Breaking: C&C and AB InBev to acquire Matthew Clark and Bibendum
British and Irish drinks producer and distributor C&C Group and brewing giant AB InBev have announced a joint plan to acquire Matthew Clark, Bibendum and other subsidiaries from the ailing Conviviality.
In a statement released this morning (4 April), C&C Group, the maker of Magners Cider, announced it was in, “advanced discussions to acquire the entire issued share capital of Matthew Clark (Holdings) Limited and Bibendum PLB (Topco) Limited and their subsidiary businesses Catalyst, Peppermint, Elastic and Walker & Wodehouse (together ‘Matthew Clark Bibendum’).”
The news is “conditional” on administrators being appointed at Conviviality which is apparently, “expected later today”.
The statement continued: “Consideration for the shares will be a nominal sum, and C&C will provide sufficient funds to support the on-going working capital and other cash requirements of the business. In addition, AB InBev will provide additional financial support to the transaction. C&C’s investment will be funded from existing C&C facilities.”
Stephen Glancey, C&C CEO, commented: “We know the Matthew Clark and Bibendum businesses very well. They are great businesses with unparalleled on-trade market access, a wide range of supplier relationships and supported by a knowledgeable and loyal employee base.
“The last few weeks have been challenging for employees, customers and suppliers alike. We hope today’s announcement can put an end to this period of disruption and uncertainty.
“We look-forward to working with our new colleagues and other stakeholders to bring stability and restore the group’s position as one of the leading and most respected drinks suppliers to the UK hospitality sector.”
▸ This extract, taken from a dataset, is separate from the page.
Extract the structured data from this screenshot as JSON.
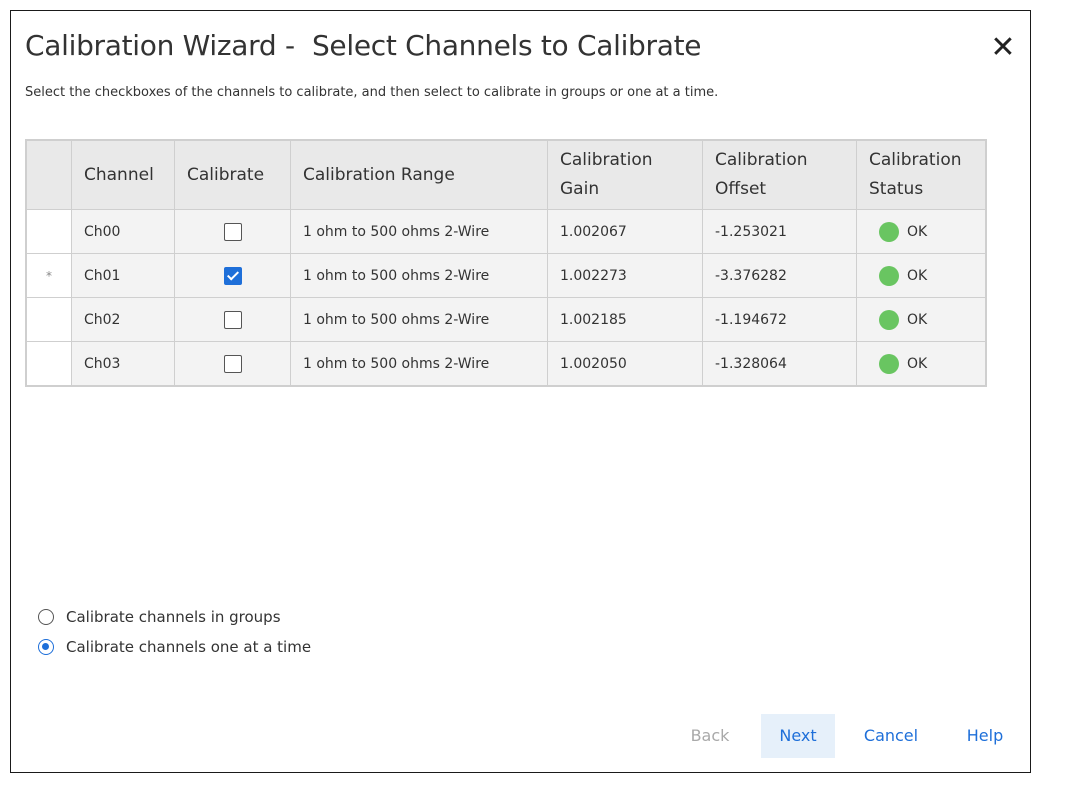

The incredible reversal in Conviviality’s fortunes has brought back memories within the trade of other recent administrations. Conviviality issued its first profit warning on 8 March in which it declared that a “material error” in its financial forecasts had meant that its profit would be £5.2 million less than expected.
This was followed by an update on 14 March in which it added that it was facing a £30 million tax bill and had suspended trading in its shares. CEO Diana Hunter stepped down from the board on 19 March, her departure reportedly a pre-requisite for investors to support an equity fundraising attempt.
On 21 March, it announced it would be attempting to raise £125m to pay off debts and continue trading, but on 28 March, Conviviality reported that it had failed to reach this equity target.
It suggested parts of the business would have to be sold off, and on 29 March, filed notice of its intention to appoint administrators within 10 business days “unless circumstances change”.
Furthermore, according to a report this week in The Times, investors in Conviviality are considering legal action against the drinks company’s board after claims that they were misled over the health of the wholesaler’s finances.
According to the paper, a particular bone of contention is Conviviality’s decision to raise £30 million to fund its acquisition of 127 Central Convenience stores in December 2017. It placed 8,000,000 new ordinary shares on the market at a price of 375 pence to raise the amount.
It is claimed that investors are questioning when exactly Conviviality’s board became aware of its financial problems.